“When we made the CNV findings I was surprised at the high rate of de novo, or new mutations,” said Dr. Stephen Scherer, principal investigator of the study, and co-lead of NeuroDevNet’s Autism Research Group. “When I showed the results to our clinical geneticists at the Centre for Applied Genomics at SickKids, they were floored. In light of the findings, we suggest that genomic analyses be integrated into the standard of practice for diagnostic assessment of cerebral palsy, as is already the case with autism and other developmental disorders.”

The Tip of the Iceberg

The study also indicates there are many genes involved in cerebral palsy. “It’s a lot like autism, in that many different CNVs affecting different genes are involved, which could possibly explain why the clinical presentations of both of these conditions are so diverse, added Scherer, who is also the director of the University of Toronto McLaughlin Centre. “Interestingly, the frequency of new CNVs identified in these children with cerebral palsy is even more significant than some of the major CNV autism research from the last ten years. We’ve opened many doors for new research into cerebral palsy.”
Those doors were opened, in large part, due to NeuroDevNet, a national Network of Centres of Excellence focusing on early diagnosis, early intervention and treatment, and support for families, according to Scientific Director Dr. Daniel Goldowitz. “These findings are what NeuroDevNet is all about - and validate its coming of age - catalyzing efforts between multiple disciplines and researchers that would likely not have otherwise occurred. The Network brought together the world-leading genetics of Dr. Scherer, with the passionate clinical leads of the NeuroDevNet-funded Canadian Cerebral Palsy Registry, Dr. Oskoui and Dr. Michael Shevell – to produce a landmark finding that lays the groundwork for the adoption of best practices in the care of children with cerebral palsy.
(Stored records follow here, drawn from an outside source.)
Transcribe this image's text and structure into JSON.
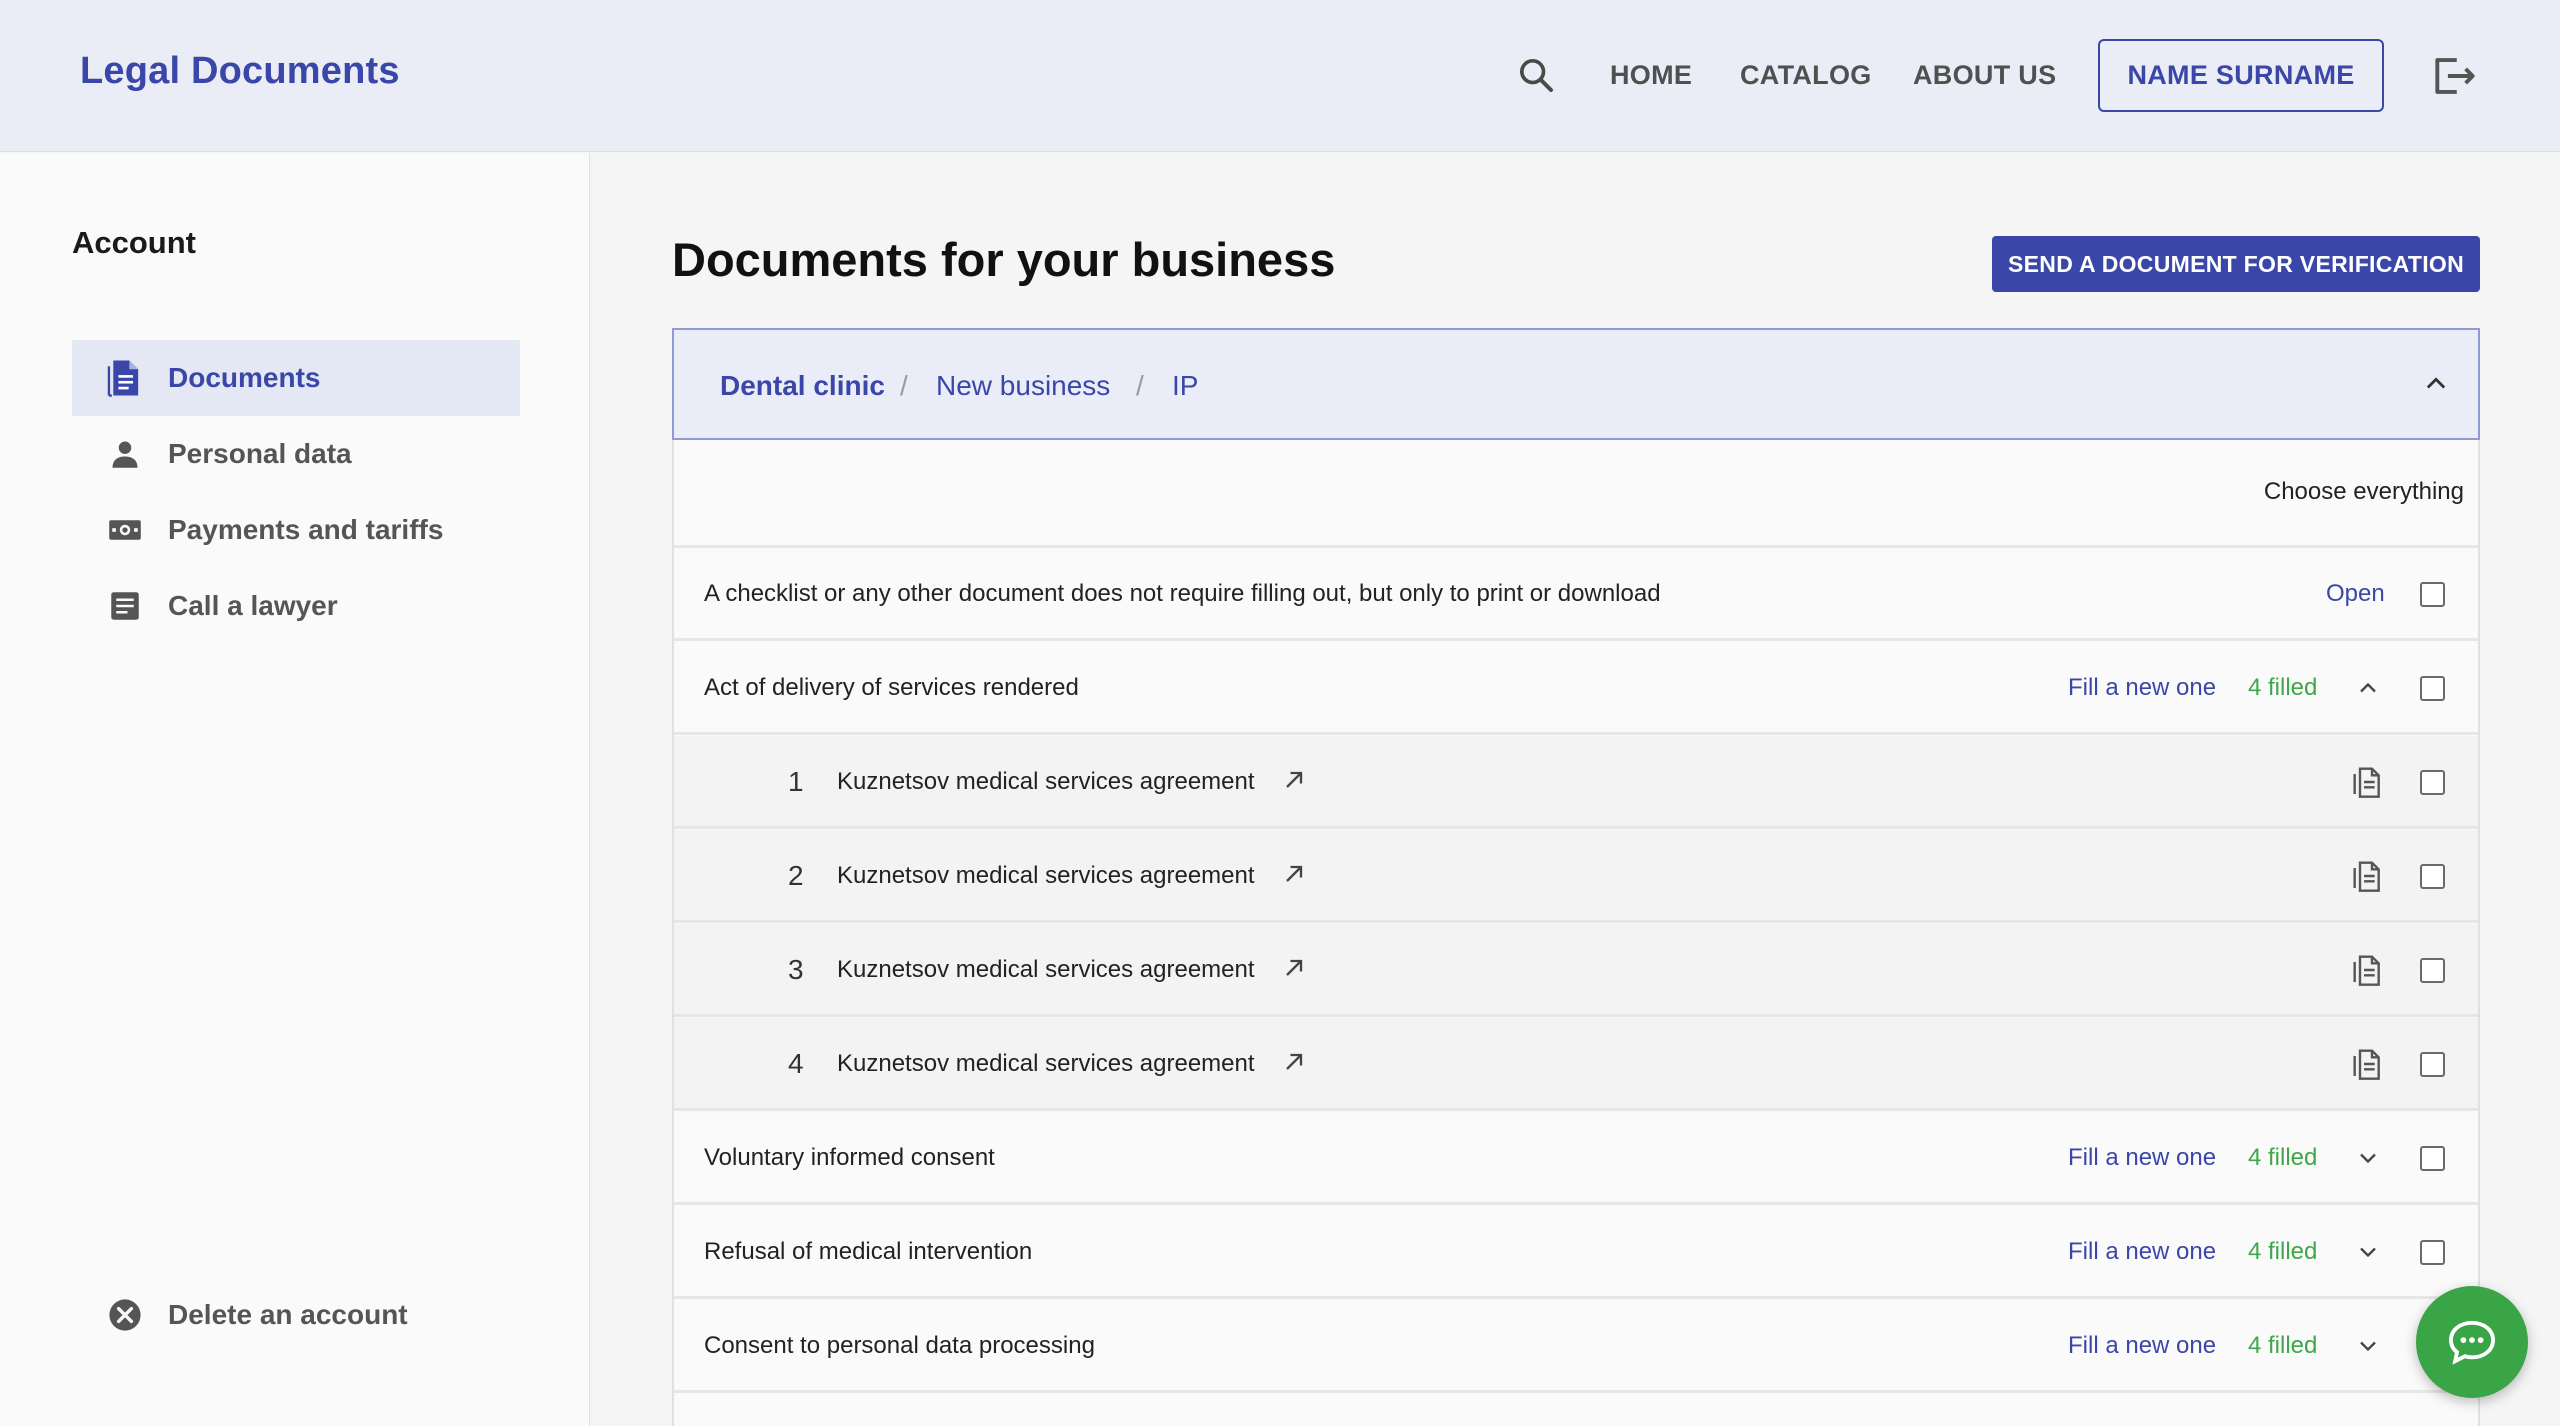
{
  "header": {
    "logo": "Legal Documents",
    "nav": [
      "HOME",
      "CATALOG",
      "ABOUT US"
    ],
    "user_button": "NAME SURNAME",
    "icons": {
      "search": "search-icon",
      "logout": "logout-icon"
    }
  },
  "sidebar": {
    "title": "Account",
    "items": [
      {
        "label": "Documents",
        "icon": "document-icon",
        "active": true
      },
      {
        "label": "Personal data",
        "icon": "person-icon",
        "active": false
      },
      {
        "label": "Payments and tariffs",
        "icon": "money-icon",
        "active": false
      },
      {
        "label": "Call a lawyer",
        "icon": "notes-icon",
        "active": false
      }
    ],
    "delete_account": "Delete an account"
  },
  "main": {
    "title": "Documents for your business",
    "verify_button": "SEND A DOCUMENT FOR VERIFICATION",
    "breadcrumb": [
      "Dental clinic",
      "New business",
      "IP"
    ],
    "choose_all": "Choose everything",
    "rows": [
      {
        "title": "A checklist or any other document does not require filling out, but only to print or download",
        "action": "Open"
      },
      {
        "title": "Act of delivery of services rendered",
        "action": "Fill a new one",
        "filled": "4 filled",
        "expanded": true
      },
      {
        "number": "1",
        "title": "Kuznetsov medical services agreement"
      },
      {
        "number": "2",
        "title": "Kuznetsov medical services agreement"
      },
      {
        "number": "3",
        "title": "Kuznetsov medical services agreement"
      },
      {
        "number": "4",
        "title": "Kuznetsov medical services agreement"
      },
      {
        "title": "Voluntary informed consent",
        "action": "Fill a new one",
        "filled": "4 filled",
        "expanded": false
      },
      {
        "title": "Refusal of medical intervention",
        "action": "Fill a new one",
        "filled": "4 filled",
        "expanded": false
      },
      {
        "title": "Consent to personal data processing",
        "action": "Fill a new one",
        "filled": "4 filled",
        "expanded": false
      }
    ]
  },
  "colors": {
    "accent": "#3a47a8",
    "filled": "#3fa64a",
    "chat": "#3aa546"
  }
}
“These findings embody what NeuroDevNet is all about,” added Goldowitz. “As we gather more data in the registry, and align the cases of CP with genomic, and soon, epigenomic findings – modifications to DNA that do not change the DNA sequence but can affect a gene’s activity – there will be knowledge obtained that will make the current report seem as the tip of the iceberg.” 
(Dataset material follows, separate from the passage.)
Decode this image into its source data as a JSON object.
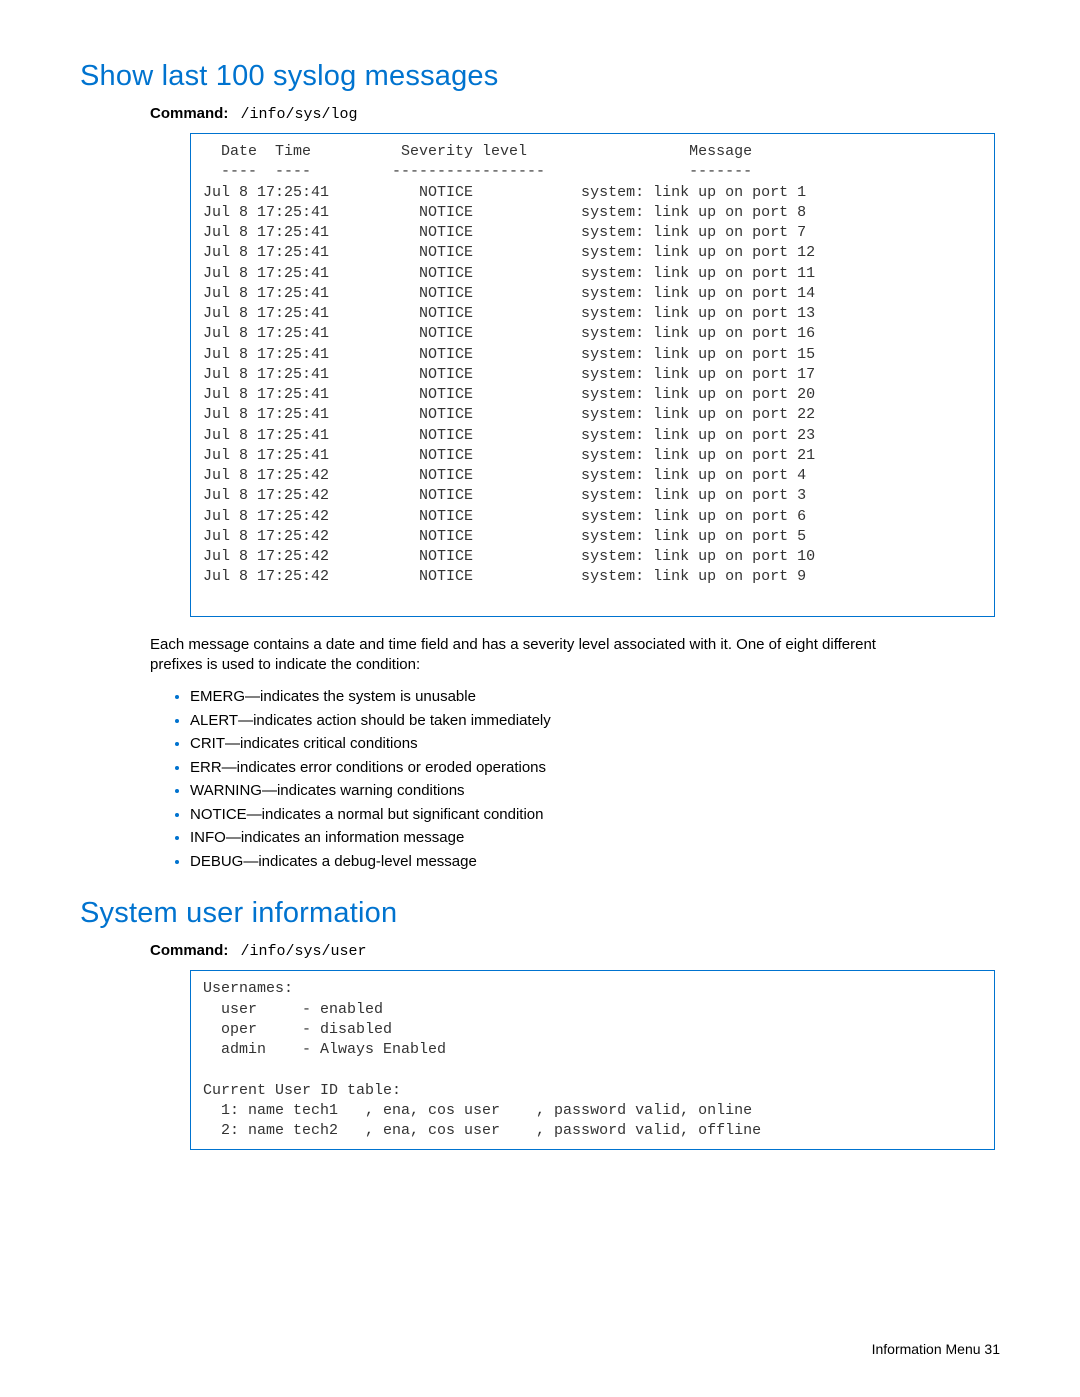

Implications for Families - and for Clinical Practice

"Parents want to know why their child has particular challenges," said Dr. Michael Shevell, co-director of the Canadian CP Registry and Chair of the Department of Pediatrics at the MCH-MUHC. "Finding a particular reason opens up multiple vistas related to understanding, specific treatment, prevention and rehabilitation. This study will provide the impetus to make genetic testing a standard part of the comprehensive assessment of the child with cerebral palsy."
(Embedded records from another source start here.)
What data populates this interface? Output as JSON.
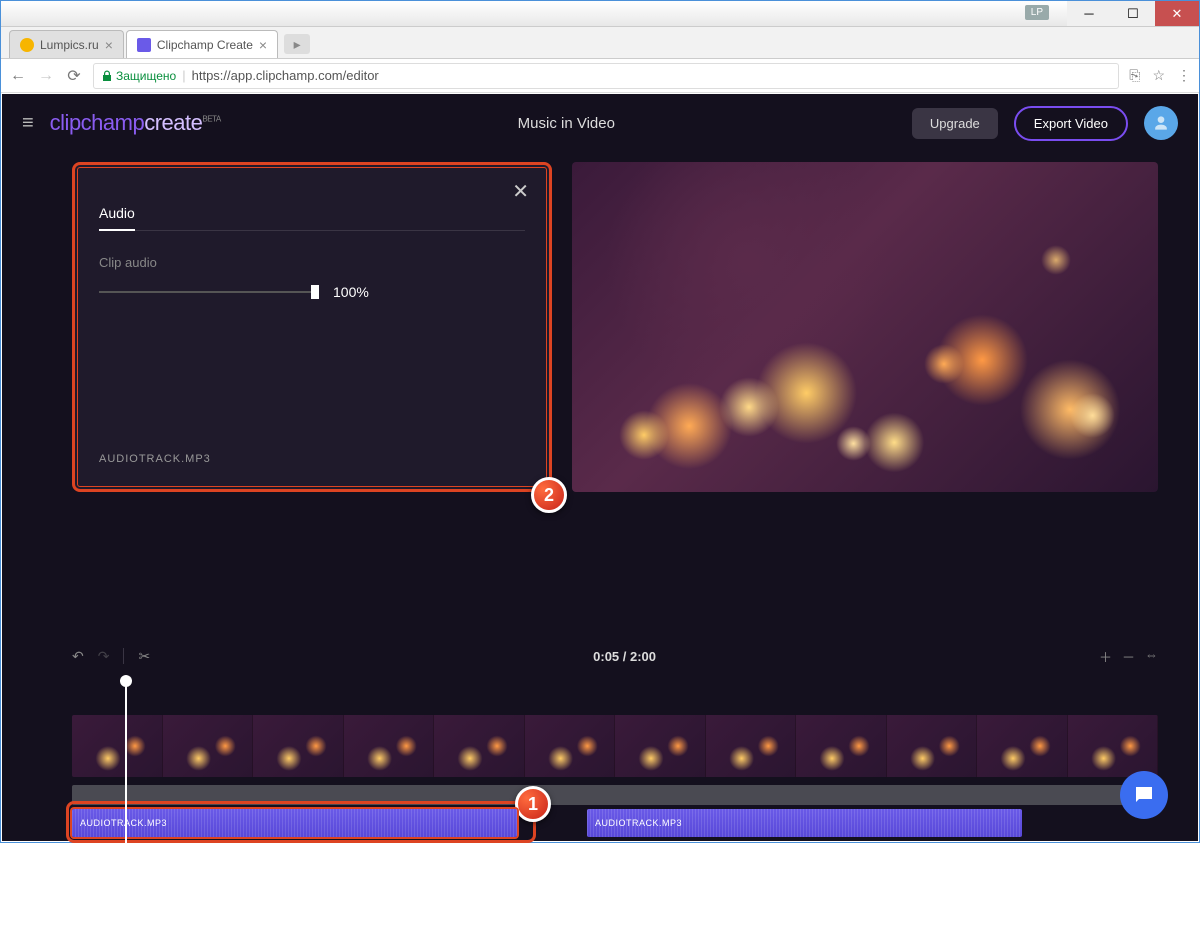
{
  "browser": {
    "user_badge": "LP",
    "tabs": [
      {
        "title": "Lumpics.ru",
        "favicon_color": "#f7b500"
      },
      {
        "title": "Clipchamp Create",
        "favicon_color": "#6a5ae8"
      }
    ],
    "url_secure_label": "Защищено",
    "url": "https://app.clipchamp.com/editor"
  },
  "app": {
    "logo": {
      "part1": "clipchamp",
      "part2": "create",
      "beta": "BETA"
    },
    "project_title": "Music in Video",
    "upgrade_label": "Upgrade",
    "export_label": "Export Video"
  },
  "panel": {
    "tab_label": "Audio",
    "clip_audio_label": "Clip audio",
    "volume_value": "100%",
    "filename": "AUDIOTRACK.MP3"
  },
  "timeline": {
    "time_display": "0:05 / 2:00",
    "audio_clips": [
      {
        "label": "AUDIOTRACK.MP3"
      },
      {
        "label": "AUDIOTRACK.MP3"
      }
    ]
  },
  "annotations": {
    "badge1": "1",
    "badge2": "2"
  }
}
Having accompanied a number of families through the process of diagnosis, Dr. Oskoui believes the findings will help resolve some - but not all - of the inevitable questions that arise about pregnancy and delivery when a child is born with CP. "Families want to know why," she said, "but sometimes, we will never know that answer."

Clinically Relevant Copy Number Variations Detected in Cerebral Palsy
was supported by NeuroDevNet, the Canadian Institutes of Health (CIHR), Genome Canada, The University of Toronto McLaughlin Centre, and SickKids Foundation. Currently supported by NeuroDevNet, the Canadian Cerebral Palsy Registry was initially funded by the Réseau de recherche sur le développement, la santé et le bien-être de l'enfant (RSDE) des Fonds de Recherche en Santé du Québec (FRSQ). Dr. Maryam Oskoui is a FRSQ Chercheur-Boursier Clinicien Junior 1.